Would you restate every entry that follows, word for word, and leave out the pictures?
☆ ☆ ☆ ☆ ☆ ☆ ☆
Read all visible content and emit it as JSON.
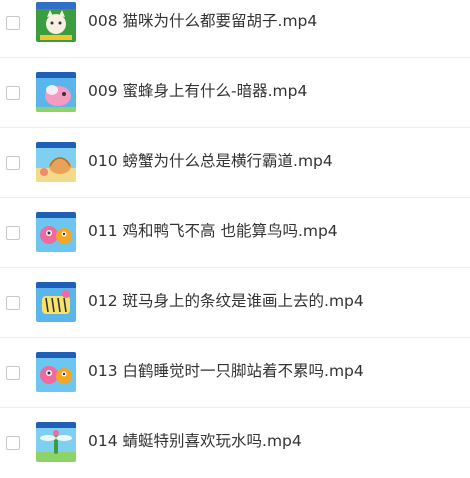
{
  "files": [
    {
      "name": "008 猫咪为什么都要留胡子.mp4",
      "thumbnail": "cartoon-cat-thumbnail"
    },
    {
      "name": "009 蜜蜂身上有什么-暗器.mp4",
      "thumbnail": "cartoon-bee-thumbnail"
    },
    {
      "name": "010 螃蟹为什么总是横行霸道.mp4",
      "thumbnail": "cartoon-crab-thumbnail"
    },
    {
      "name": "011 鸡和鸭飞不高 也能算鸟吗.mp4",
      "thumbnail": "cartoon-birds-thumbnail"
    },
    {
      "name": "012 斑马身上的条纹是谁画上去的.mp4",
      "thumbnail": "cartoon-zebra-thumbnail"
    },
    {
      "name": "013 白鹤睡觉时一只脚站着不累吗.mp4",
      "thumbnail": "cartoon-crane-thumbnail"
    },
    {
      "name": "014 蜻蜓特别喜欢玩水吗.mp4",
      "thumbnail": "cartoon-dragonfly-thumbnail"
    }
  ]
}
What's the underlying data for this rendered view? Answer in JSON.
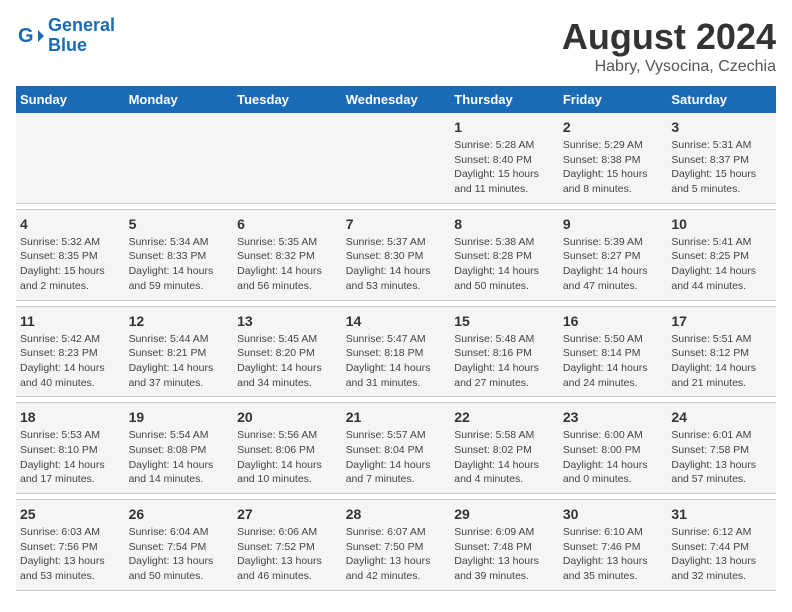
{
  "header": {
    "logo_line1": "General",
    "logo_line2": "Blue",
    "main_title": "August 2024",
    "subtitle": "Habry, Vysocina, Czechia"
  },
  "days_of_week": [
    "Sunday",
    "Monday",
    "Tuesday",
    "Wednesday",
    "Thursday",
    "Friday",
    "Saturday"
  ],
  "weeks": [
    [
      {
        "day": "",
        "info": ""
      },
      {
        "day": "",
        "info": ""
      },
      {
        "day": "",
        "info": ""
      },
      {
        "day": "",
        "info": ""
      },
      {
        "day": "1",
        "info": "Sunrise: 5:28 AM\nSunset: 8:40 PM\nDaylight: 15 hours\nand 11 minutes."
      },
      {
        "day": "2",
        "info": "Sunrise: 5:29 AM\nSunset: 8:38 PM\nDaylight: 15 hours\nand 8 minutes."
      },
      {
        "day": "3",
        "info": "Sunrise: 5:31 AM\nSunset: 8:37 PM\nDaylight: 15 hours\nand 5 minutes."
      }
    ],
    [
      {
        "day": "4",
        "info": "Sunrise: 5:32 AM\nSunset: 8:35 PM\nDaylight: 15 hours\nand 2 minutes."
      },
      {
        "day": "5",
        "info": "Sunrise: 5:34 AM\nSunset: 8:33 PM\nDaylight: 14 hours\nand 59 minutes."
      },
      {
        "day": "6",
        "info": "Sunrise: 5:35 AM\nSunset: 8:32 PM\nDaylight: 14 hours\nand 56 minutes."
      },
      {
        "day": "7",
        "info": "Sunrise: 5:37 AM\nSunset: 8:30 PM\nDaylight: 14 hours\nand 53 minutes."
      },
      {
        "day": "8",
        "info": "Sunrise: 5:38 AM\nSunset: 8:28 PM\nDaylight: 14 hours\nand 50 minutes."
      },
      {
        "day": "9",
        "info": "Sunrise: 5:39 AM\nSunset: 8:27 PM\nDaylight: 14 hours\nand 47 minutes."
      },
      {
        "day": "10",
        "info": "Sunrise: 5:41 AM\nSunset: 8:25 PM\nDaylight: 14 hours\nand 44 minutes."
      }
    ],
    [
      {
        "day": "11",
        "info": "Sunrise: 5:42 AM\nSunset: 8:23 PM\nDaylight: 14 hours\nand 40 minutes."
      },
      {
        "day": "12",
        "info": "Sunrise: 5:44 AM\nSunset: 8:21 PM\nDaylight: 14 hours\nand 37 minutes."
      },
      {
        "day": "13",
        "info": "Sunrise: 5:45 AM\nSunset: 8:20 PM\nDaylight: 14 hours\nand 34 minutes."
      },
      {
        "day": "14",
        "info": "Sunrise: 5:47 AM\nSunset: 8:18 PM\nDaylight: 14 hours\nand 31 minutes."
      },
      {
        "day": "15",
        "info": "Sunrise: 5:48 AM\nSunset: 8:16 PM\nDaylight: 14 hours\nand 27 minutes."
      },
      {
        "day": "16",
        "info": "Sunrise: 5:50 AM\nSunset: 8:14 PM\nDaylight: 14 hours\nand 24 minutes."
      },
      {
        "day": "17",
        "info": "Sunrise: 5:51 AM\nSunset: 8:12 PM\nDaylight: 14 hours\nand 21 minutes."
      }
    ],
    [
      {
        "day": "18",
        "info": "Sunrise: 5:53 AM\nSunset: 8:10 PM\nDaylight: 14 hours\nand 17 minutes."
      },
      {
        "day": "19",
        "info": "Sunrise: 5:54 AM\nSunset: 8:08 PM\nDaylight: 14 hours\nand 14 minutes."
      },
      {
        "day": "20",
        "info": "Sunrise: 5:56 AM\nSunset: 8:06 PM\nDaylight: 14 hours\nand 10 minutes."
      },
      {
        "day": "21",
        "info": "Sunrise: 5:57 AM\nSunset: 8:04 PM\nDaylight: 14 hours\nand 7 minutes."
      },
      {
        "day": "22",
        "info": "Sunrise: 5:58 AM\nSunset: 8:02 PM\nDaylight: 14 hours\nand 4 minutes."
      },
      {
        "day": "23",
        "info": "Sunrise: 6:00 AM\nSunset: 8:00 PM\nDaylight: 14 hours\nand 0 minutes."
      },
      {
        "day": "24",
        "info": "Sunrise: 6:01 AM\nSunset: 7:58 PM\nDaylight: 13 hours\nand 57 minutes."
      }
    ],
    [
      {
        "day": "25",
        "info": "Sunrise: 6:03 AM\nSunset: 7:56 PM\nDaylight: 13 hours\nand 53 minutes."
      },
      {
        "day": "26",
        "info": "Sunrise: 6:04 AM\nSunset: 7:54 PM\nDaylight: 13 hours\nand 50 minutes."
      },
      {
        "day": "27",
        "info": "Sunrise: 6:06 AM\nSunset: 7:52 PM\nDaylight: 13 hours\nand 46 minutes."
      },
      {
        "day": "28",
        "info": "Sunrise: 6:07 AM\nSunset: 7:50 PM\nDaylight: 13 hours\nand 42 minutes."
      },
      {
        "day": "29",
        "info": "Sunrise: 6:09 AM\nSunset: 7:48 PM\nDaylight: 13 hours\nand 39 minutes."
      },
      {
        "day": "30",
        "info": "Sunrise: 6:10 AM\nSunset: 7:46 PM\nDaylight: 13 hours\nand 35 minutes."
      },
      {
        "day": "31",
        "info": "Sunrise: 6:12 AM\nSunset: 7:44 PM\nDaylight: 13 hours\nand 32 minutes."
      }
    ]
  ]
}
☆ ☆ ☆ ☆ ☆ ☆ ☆
→ **WRITTEN RESPONSE**:
Read all visible content and emit it as JSON.
{
  "files": [
    {
      "name": "008 猫咪为什么都要留胡子.mp4",
      "thumbnail": "cartoon-cat-thumbnail"
    },
    {
      "name": "009 蜜蜂身上有什么-暗器.mp4",
      "thumbnail": "cartoon-bee-thumbnail"
    },
    {
      "name": "010 螃蟹为什么总是横行霸道.mp4",
      "thumbnail": "cartoon-crab-thumbnail"
    },
    {
      "name": "011 鸡和鸭飞不高 也能算鸟吗.mp4",
      "thumbnail": "cartoon-birds-thumbnail"
    },
    {
      "name": "012 斑马身上的条纹是谁画上去的.mp4",
      "thumbnail": "cartoon-zebra-thumbnail"
    },
    {
      "name": "013 白鹤睡觉时一只脚站着不累吗.mp4",
      "thumbnail": "cartoon-crane-thumbnail"
    },
    {
      "name": "014 蜻蜓特别喜欢玩水吗.mp4",
      "thumbnail": "cartoon-dragonfly-thumbnail"
    }
  ]
}
What's the underlying data for this rendered view? Answer in JSON.
{
  "header": {
    "logo_line1": "General",
    "logo_line2": "Blue",
    "main_title": "August 2024",
    "subtitle": "Habry, Vysocina, Czechia"
  },
  "days_of_week": [
    "Sunday",
    "Monday",
    "Tuesday",
    "Wednesday",
    "Thursday",
    "Friday",
    "Saturday"
  ],
  "weeks": [
    [
      {
        "day": "",
        "info": ""
      },
      {
        "day": "",
        "info": ""
      },
      {
        "day": "",
        "info": ""
      },
      {
        "day": "",
        "info": ""
      },
      {
        "day": "1",
        "info": "Sunrise: 5:28 AM\nSunset: 8:40 PM\nDaylight: 15 hours\nand 11 minutes."
      },
      {
        "day": "2",
        "info": "Sunrise: 5:29 AM\nSunset: 8:38 PM\nDaylight: 15 hours\nand 8 minutes."
      },
      {
        "day": "3",
        "info": "Sunrise: 5:31 AM\nSunset: 8:37 PM\nDaylight: 15 hours\nand 5 minutes."
      }
    ],
    [
      {
        "day": "4",
        "info": "Sunrise: 5:32 AM\nSunset: 8:35 PM\nDaylight: 15 hours\nand 2 minutes."
      },
      {
        "day": "5",
        "info": "Sunrise: 5:34 AM\nSunset: 8:33 PM\nDaylight: 14 hours\nand 59 minutes."
      },
      {
        "day": "6",
        "info": "Sunrise: 5:35 AM\nSunset: 8:32 PM\nDaylight: 14 hours\nand 56 minutes."
      },
      {
        "day": "7",
        "info": "Sunrise: 5:37 AM\nSunset: 8:30 PM\nDaylight: 14 hours\nand 53 minutes."
      },
      {
        "day": "8",
        "info": "Sunrise: 5:38 AM\nSunset: 8:28 PM\nDaylight: 14 hours\nand 50 minutes."
      },
      {
        "day": "9",
        "info": "Sunrise: 5:39 AM\nSunset: 8:27 PM\nDaylight: 14 hours\nand 47 minutes."
      },
      {
        "day": "10",
        "info": "Sunrise: 5:41 AM\nSunset: 8:25 PM\nDaylight: 14 hours\nand 44 minutes."
      }
    ],
    [
      {
        "day": "11",
        "info": "Sunrise: 5:42 AM\nSunset: 8:23 PM\nDaylight: 14 hours\nand 40 minutes."
      },
      {
        "day": "12",
        "info": "Sunrise: 5:44 AM\nSunset: 8:21 PM\nDaylight: 14 hours\nand 37 minutes."
      },
      {
        "day": "13",
        "info": "Sunrise: 5:45 AM\nSunset: 8:20 PM\nDaylight: 14 hours\nand 34 minutes."
      },
      {
        "day": "14",
        "info": "Sunrise: 5:47 AM\nSunset: 8:18 PM\nDaylight: 14 hours\nand 31 minutes."
      },
      {
        "day": "15",
        "info": "Sunrise: 5:48 AM\nSunset: 8:16 PM\nDaylight: 14 hours\nand 27 minutes."
      },
      {
        "day": "16",
        "info": "Sunrise: 5:50 AM\nSunset: 8:14 PM\nDaylight: 14 hours\nand 24 minutes."
      },
      {
        "day": "17",
        "info": "Sunrise: 5:51 AM\nSunset: 8:12 PM\nDaylight: 14 hours\nand 21 minutes."
      }
    ],
    [
      {
        "day": "18",
        "info": "Sunrise: 5:53 AM\nSunset: 8:10 PM\nDaylight: 14 hours\nand 17 minutes."
      },
      {
        "day": "19",
        "info": "Sunrise: 5:54 AM\nSunset: 8:08 PM\nDaylight: 14 hours\nand 14 minutes."
      },
      {
        "day": "20",
        "info": "Sunrise: 5:56 AM\nSunset: 8:06 PM\nDaylight: 14 hours\nand 10 minutes."
      },
      {
        "day": "21",
        "info": "Sunrise: 5:57 AM\nSunset: 8:04 PM\nDaylight: 14 hours\nand 7 minutes."
      },
      {
        "day": "22",
        "info": "Sunrise: 5:58 AM\nSunset: 8:02 PM\nDaylight: 14 hours\nand 4 minutes."
      },
      {
        "day": "23",
        "info": "Sunrise: 6:00 AM\nSunset: 8:00 PM\nDaylight: 14 hours\nand 0 minutes."
      },
      {
        "day": "24",
        "info": "Sunrise: 6:01 AM\nSunset: 7:58 PM\nDaylight: 13 hours\nand 57 minutes."
      }
    ],
    [
      {
        "day": "25",
        "info": "Sunrise: 6:03 AM\nSunset: 7:56 PM\nDaylight: 13 hours\nand 53 minutes."
      },
      {
        "day": "26",
        "info": "Sunrise: 6:04 AM\nSunset: 7:54 PM\nDaylight: 13 hours\nand 50 minutes."
      },
      {
        "day": "27",
        "info": "Sunrise: 6:06 AM\nSunset: 7:52 PM\nDaylight: 13 hours\nand 46 minutes."
      },
      {
        "day": "28",
        "info": "Sunrise: 6:07 AM\nSunset: 7:50 PM\nDaylight: 13 hours\nand 42 minutes."
      },
      {
        "day": "29",
        "info": "Sunrise: 6:09 AM\nSunset: 7:48 PM\nDaylight: 13 hours\nand 39 minutes."
      },
      {
        "day": "30",
        "info": "Sunrise: 6:10 AM\nSunset: 7:46 PM\nDaylight: 13 hours\nand 35 minutes."
      },
      {
        "day": "31",
        "info": "Sunrise: 6:12 AM\nSunset: 7:44 PM\nDaylight: 13 hours\nand 32 minutes."
      }
    ]
  ]
}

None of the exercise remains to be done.